Understanding Nevada’s distracted driving laws

Nevada has some of the most strict distracted driving laws in the country, banning texting and handheld device use.

Spurred on by the threat of distracted drivers, a startup business in Las Vegas last year launched a smartphone application to prevent someone from engaging in the behavior. According to the Las Vegas Review-Journal, the company Text Safe Teens created Drive Safe Mode, which will block someone from using a phone if the app senses that the vehicle is in motion.

The idea is wonderful, as it could help prevent car accidents. Unfortunately, many people in Nevada continue to engage in distracting behaviors behind the wheel, despite the laws that are in place.

Is texting while driving illegal?

Yes. According to the Nevada Department of Motor Vehicles, no one is permitted to text while driving. In October of 2011, a law went into effect that enabled law enforcement officers to ticket anyone who is seen texting and driving.
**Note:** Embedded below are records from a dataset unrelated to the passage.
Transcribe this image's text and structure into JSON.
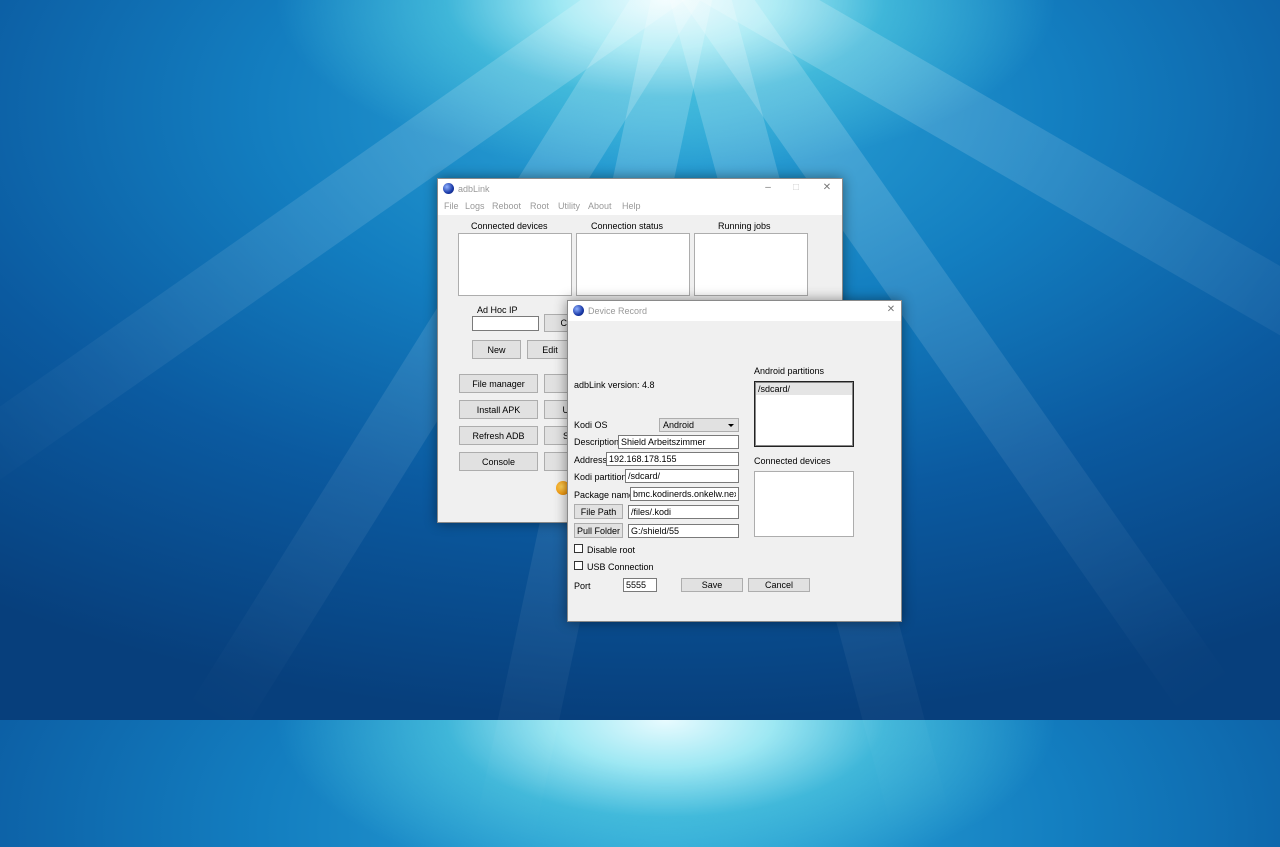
{
  "main_window": {
    "title": "adbLink",
    "menu": [
      "File",
      "Logs",
      "Reboot",
      "Root",
      "Utility",
      "About",
      "Help"
    ],
    "labels": {
      "connected_devices": "Connected devices",
      "connection_status": "Connection status",
      "running_jobs": "Running jobs",
      "ad_hoc_ip": "Ad Hoc IP"
    },
    "buttons": {
      "connect_partial": "Cl",
      "new": "New",
      "edit": "Edit",
      "file_manager": "File manager",
      "install_apk": "Install APK",
      "refresh_adb": "Refresh ADB",
      "console": "Console",
      "partial_1": "",
      "partial_2": "U",
      "partial_3": "S",
      "partial_4": ""
    }
  },
  "dialog": {
    "title": "Device Record",
    "version_text": "adbLink version: 4.8",
    "kodi_os_label": "Kodi OS",
    "kodi_os_value": "Android",
    "description_label": "Description",
    "description_value": "Shield Arbeitszimmer",
    "address_label": "Address",
    "address_value": "192.168.178.155",
    "kodi_partition_label": "Kodi partition",
    "kodi_partition_value": "/sdcard/",
    "package_name_label": "Package name",
    "package_name_value": "bmc.kodinerds.onkelw.nexus",
    "file_path_button": "File Path",
    "file_path_value": "/files/.kodi",
    "pull_folder_button": "Pull Folder",
    "pull_folder_value": "G:/shield/55",
    "disable_root_label": "Disable root",
    "usb_connection_label": "USB Connection",
    "port_label": "Port",
    "port_value": "5555",
    "save_button": "Save",
    "cancel_button": "Cancel",
    "android_partitions_label": "Android partitions",
    "android_partitions": [
      "/sdcard/"
    ],
    "connected_devices_label": "Connected devices"
  }
}
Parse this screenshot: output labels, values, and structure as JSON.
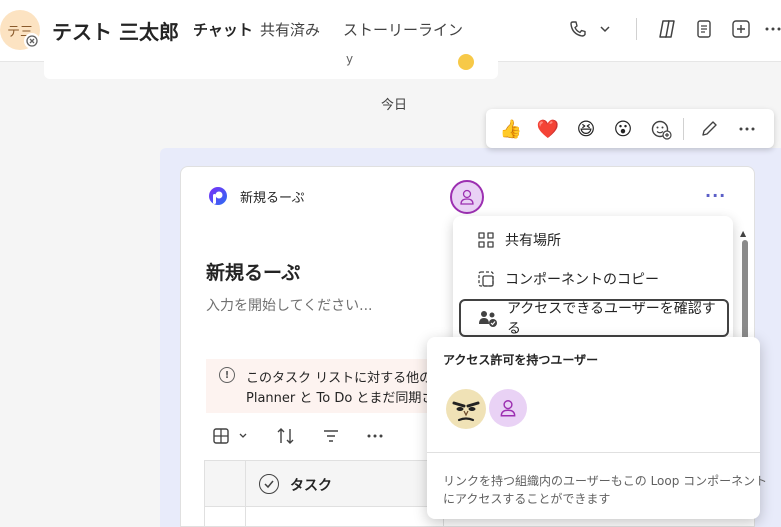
{
  "header": {
    "avatar_initials": "テ三",
    "title": "テスト 三太郎",
    "tabs": [
      {
        "label": "チャット",
        "active": true
      },
      {
        "label": "共有済み",
        "active": false
      },
      {
        "label": "ストーリーライン",
        "active": false
      }
    ],
    "icons": [
      "phone-icon",
      "chevron-down-icon",
      "copilot-icon",
      "notes-icon",
      "add-icon",
      "more-icon"
    ]
  },
  "chat": {
    "previous_message_fragment": "y",
    "date_separator": "今日"
  },
  "reactions": {
    "items": [
      {
        "name": "thumbs-up-icon",
        "glyph": "👍"
      },
      {
        "name": "heart-icon",
        "glyph": "❤️"
      },
      {
        "name": "laugh-icon",
        "glyph": "😆"
      },
      {
        "name": "surprised-icon",
        "glyph": "😮"
      }
    ],
    "tools": [
      "add-reaction-icon",
      "edit-icon",
      "more-icon"
    ]
  },
  "loop_card": {
    "name": "新規るーぷ",
    "title": "新規るーぷ",
    "placeholder": "入力を開始してください...",
    "more_label": "···",
    "notice_line1": "このタスク リストに対する他のユー",
    "notice_line2": "Planner と To Do とまだ同期され",
    "table": {
      "column_task": "タスク"
    }
  },
  "context_menu": {
    "items": [
      {
        "label": "共有場所",
        "icon": "share-location-icon"
      },
      {
        "label": "コンポーネントのコピー",
        "icon": "copy-component-icon"
      },
      {
        "label": "アクセスできるユーザーを確認する",
        "icon": "people-check-icon"
      }
    ]
  },
  "access_popover": {
    "title": "アクセス許可を持つユーザー",
    "note_line1": "リンクを持つ組織内のユーザーもこの Loop コンポーネント",
    "note_line2": "にアクセスすることができます"
  },
  "colors": {
    "accent": "#5b5fc7",
    "loop_avatar_border": "#9c2fb1",
    "avatar_bg": "#e9d2f5",
    "message_bg": "#e8ebfa"
  }
}
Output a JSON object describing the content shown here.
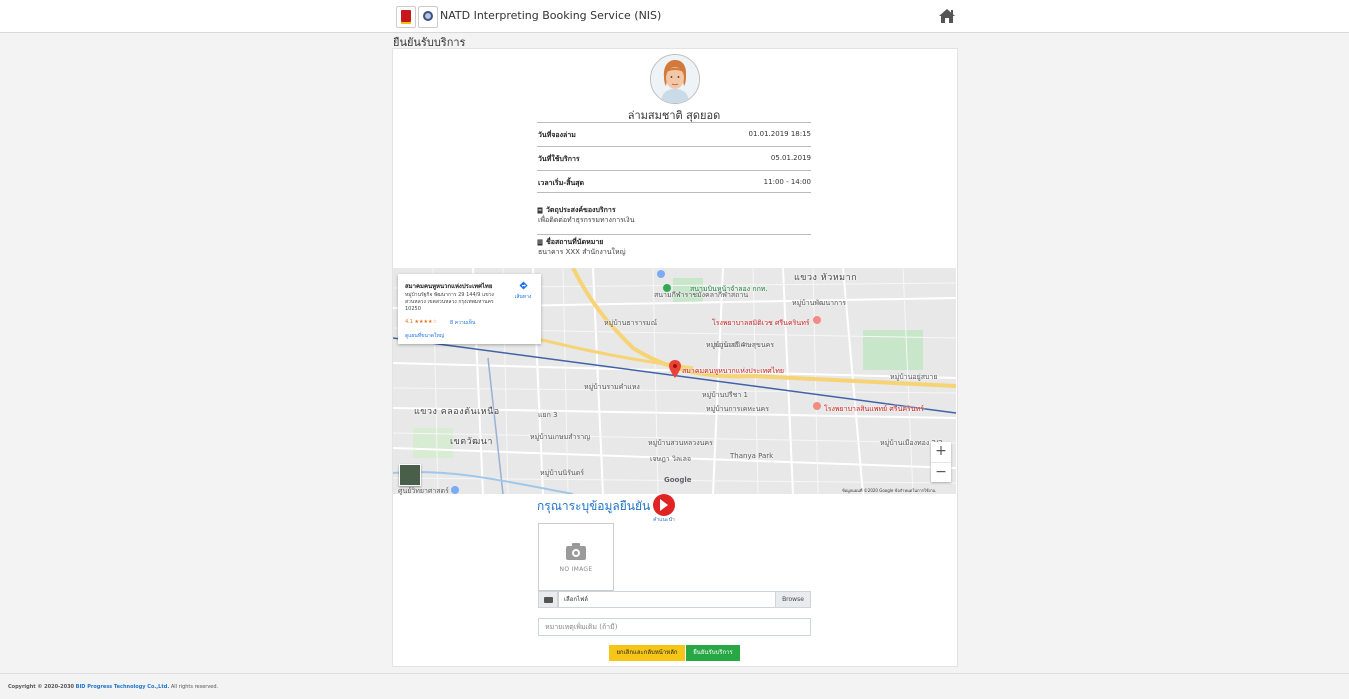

The penalties include the following:

  • $50 for a first offense
  • $100 for a second offense
  • $250 for all subsequent offenses

If someone is in a work zone, the fine may be doubled.

Can I use a handheld device while driving?

No. Drivers are not permitted to talk on the phone or access the Internet through using a handheld device. However, they may use hands-free devices. Penalties for the use of a handheld device are the same as the penalties for texting while driving.

Are there exceptions?

Nevada does allow for some exceptions to the rule. For example, if a crime or medical emergency takes place, the use of a handheld device is permissible. Further certain professionals, such as firefighters, law enforcement officers, utility workers and emergency medical personnel may use a device when acting within the scope of their job.

Why are the laws so strict?

Distracted driving laws vary from state to state. Many states have yet to ban handheld devices entirely the way Nevada has. Nevada has taken this step in an effort to reduce the number of accidents that take place due to a distracted driver.

According to Distraction.gov, thousands of these accidents happen across the country every year. The site reports that 3,179 people lost their lives due to a crash involving a distracted driver, and an additional 431,000 suffered injuries.

Do distracted driving laws work?

Researchers from the University of Alabama at Birmingham evaluated state laws to determine their effect on traffic fatalities. According to the findings, primary bans regarding texting, such as the one in place in Nevada, led to a 3 percent decline in traffic deaths. States in which the bans are only enforced on a secondary basis did not see a significant change in traffic fatalities.

Knowing the laws is the first step in staying safe. People who have questions regarding distracted driving accidents should speak to a personal injury attorney in Nevada.